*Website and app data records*

•••

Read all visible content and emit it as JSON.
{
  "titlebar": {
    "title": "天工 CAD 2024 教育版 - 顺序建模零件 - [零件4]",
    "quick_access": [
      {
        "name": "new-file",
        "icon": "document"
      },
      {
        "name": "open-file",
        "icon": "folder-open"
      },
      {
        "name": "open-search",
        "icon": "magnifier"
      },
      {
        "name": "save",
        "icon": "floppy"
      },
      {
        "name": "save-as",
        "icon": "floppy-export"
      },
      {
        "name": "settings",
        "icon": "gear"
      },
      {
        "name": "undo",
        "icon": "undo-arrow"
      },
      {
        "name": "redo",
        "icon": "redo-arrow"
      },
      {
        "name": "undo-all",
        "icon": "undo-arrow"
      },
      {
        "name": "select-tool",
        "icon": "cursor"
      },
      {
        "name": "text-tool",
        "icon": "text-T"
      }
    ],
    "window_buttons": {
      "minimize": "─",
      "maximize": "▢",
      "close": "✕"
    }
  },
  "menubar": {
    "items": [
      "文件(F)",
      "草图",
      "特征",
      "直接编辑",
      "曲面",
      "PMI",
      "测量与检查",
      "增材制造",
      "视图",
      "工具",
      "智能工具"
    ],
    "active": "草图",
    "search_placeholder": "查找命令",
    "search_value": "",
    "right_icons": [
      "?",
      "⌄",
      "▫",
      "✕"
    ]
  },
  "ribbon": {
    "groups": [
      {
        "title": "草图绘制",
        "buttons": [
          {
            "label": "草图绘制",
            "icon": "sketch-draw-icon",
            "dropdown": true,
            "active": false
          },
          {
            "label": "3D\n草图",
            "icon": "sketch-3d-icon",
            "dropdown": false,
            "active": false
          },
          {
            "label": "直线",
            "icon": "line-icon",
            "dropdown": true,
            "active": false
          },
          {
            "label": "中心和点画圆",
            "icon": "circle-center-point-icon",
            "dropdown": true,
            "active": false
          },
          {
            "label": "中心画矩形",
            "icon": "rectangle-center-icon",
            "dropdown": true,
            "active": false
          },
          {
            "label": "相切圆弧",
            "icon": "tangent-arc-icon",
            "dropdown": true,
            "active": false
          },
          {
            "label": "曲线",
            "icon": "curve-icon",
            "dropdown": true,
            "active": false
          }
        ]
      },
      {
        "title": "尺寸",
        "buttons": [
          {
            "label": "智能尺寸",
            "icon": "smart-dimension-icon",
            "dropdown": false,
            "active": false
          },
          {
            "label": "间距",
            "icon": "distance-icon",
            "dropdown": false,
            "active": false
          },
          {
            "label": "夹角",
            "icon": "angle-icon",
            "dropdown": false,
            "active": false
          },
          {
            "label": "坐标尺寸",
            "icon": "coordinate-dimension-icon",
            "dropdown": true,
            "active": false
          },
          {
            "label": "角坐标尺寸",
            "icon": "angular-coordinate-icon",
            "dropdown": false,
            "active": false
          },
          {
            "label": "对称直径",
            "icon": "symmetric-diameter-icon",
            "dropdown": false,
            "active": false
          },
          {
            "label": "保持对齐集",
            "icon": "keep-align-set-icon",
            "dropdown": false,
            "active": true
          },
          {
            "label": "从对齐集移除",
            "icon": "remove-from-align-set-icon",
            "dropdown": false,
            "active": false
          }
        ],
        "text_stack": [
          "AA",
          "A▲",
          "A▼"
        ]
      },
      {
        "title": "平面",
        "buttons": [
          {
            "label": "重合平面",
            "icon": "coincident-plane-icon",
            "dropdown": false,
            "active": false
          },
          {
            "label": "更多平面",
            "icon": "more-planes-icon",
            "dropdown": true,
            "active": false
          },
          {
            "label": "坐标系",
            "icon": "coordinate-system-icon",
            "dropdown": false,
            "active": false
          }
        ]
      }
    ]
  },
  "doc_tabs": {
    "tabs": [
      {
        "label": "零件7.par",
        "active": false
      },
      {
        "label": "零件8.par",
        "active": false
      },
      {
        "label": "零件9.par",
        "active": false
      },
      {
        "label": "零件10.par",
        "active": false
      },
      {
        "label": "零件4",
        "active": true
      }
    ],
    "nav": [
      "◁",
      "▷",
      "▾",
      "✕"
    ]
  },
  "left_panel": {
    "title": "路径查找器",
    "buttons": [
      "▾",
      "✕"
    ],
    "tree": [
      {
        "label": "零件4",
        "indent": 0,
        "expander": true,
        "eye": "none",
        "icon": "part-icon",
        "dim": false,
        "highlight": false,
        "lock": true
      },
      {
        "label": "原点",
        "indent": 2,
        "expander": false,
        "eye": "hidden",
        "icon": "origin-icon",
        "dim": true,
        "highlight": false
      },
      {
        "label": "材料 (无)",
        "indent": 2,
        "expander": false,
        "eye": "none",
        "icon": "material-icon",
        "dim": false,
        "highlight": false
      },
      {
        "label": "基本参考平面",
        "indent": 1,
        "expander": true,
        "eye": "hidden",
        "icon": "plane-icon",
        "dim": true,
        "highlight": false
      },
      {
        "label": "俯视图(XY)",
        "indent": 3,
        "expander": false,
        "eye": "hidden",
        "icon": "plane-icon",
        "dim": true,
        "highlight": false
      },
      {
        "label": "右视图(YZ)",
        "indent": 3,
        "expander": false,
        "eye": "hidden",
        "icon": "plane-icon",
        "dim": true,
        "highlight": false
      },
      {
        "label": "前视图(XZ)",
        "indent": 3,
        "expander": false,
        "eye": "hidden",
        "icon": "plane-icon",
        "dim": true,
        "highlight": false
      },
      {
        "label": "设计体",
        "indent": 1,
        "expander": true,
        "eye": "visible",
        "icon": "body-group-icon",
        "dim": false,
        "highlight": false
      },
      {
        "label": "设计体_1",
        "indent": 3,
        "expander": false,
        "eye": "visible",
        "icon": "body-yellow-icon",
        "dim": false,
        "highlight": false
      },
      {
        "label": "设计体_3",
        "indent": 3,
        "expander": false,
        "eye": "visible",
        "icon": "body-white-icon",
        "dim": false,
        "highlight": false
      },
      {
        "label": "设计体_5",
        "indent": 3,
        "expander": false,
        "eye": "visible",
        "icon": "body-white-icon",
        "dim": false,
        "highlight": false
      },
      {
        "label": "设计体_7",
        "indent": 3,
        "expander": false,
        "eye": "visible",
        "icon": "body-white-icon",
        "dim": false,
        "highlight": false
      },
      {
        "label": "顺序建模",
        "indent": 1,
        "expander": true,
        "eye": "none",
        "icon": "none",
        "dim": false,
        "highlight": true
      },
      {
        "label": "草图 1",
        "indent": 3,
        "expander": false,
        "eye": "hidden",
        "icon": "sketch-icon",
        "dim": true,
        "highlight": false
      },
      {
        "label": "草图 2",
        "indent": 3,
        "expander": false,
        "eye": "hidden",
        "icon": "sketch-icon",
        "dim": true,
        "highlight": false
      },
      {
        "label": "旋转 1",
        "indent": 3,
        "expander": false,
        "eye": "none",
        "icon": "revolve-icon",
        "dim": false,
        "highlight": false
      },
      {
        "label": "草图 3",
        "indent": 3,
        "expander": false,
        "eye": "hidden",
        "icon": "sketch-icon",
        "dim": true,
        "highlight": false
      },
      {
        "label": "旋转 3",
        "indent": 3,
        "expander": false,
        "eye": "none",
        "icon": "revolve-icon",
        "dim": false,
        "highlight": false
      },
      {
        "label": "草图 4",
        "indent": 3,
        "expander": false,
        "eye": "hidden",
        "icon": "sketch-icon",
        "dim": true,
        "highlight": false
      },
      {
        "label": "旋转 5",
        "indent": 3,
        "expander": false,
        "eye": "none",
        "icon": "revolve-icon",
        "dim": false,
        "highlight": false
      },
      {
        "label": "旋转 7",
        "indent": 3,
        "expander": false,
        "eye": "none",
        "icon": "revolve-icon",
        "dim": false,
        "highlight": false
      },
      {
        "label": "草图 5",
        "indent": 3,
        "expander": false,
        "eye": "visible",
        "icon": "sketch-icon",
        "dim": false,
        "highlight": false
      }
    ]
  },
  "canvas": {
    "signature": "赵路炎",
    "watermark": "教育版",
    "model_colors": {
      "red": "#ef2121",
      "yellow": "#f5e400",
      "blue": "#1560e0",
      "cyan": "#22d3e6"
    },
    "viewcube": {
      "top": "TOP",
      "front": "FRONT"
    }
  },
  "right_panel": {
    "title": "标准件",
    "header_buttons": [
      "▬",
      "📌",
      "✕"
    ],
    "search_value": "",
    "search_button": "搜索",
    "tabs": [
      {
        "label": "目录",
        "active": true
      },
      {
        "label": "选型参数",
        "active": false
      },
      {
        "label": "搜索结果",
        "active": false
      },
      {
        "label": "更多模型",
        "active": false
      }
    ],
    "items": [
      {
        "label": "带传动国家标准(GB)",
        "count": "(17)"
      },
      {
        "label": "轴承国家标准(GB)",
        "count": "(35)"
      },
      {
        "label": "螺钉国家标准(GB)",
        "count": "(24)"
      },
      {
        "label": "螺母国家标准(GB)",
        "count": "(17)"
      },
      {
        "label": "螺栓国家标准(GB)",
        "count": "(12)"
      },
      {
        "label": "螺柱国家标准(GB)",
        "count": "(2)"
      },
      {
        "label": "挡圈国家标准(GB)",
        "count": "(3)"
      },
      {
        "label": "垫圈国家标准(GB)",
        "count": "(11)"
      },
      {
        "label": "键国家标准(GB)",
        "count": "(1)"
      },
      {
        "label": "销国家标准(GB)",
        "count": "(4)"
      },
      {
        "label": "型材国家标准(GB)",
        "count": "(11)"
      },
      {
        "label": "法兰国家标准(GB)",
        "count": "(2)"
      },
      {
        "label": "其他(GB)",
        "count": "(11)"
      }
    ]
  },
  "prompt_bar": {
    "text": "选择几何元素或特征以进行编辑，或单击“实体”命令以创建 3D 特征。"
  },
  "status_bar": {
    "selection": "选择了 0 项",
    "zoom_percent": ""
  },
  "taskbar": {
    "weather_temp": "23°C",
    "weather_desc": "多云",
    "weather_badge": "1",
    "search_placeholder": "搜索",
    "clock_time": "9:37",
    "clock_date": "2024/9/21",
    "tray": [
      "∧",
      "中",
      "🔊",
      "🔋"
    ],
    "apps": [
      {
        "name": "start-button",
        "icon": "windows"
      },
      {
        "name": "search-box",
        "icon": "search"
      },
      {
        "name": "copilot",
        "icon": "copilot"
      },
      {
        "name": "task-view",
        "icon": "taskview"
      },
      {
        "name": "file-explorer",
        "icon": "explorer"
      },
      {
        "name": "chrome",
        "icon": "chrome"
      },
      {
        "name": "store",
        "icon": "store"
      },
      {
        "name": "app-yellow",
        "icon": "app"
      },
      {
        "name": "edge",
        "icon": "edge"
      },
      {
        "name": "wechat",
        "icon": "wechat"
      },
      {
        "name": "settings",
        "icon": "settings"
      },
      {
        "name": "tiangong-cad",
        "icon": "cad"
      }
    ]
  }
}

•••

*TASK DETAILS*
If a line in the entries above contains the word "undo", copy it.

*SOLUTION TO THIS TASK*
        "name": "undo",
        "icon": "undo-arrow"
        "name": "undo-all",
        "icon": "undo-arrow"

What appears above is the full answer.